(WORK REQUIRED): Search each line below for the word "миші" and list those that contain it.

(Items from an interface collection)
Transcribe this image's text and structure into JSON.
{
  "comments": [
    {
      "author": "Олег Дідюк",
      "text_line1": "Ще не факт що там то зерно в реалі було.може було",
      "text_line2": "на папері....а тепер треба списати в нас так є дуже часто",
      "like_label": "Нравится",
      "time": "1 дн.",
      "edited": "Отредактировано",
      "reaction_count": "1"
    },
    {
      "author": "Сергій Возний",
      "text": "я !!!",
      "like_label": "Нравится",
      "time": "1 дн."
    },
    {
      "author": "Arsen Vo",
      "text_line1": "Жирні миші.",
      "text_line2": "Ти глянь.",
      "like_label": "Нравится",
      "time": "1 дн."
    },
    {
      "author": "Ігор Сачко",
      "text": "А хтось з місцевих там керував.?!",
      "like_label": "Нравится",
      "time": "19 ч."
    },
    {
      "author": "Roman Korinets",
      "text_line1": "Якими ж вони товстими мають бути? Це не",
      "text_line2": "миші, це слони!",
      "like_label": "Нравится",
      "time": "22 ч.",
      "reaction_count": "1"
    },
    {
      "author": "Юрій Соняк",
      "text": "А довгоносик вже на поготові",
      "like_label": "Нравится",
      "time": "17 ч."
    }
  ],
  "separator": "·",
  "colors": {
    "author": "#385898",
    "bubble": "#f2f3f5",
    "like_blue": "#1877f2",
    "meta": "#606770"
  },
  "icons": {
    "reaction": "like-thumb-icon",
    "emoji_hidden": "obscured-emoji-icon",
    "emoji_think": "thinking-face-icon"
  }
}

(ANSWER):
      "text_line1": "Жирні миші.",
      "text_line2": "миші, це слони!",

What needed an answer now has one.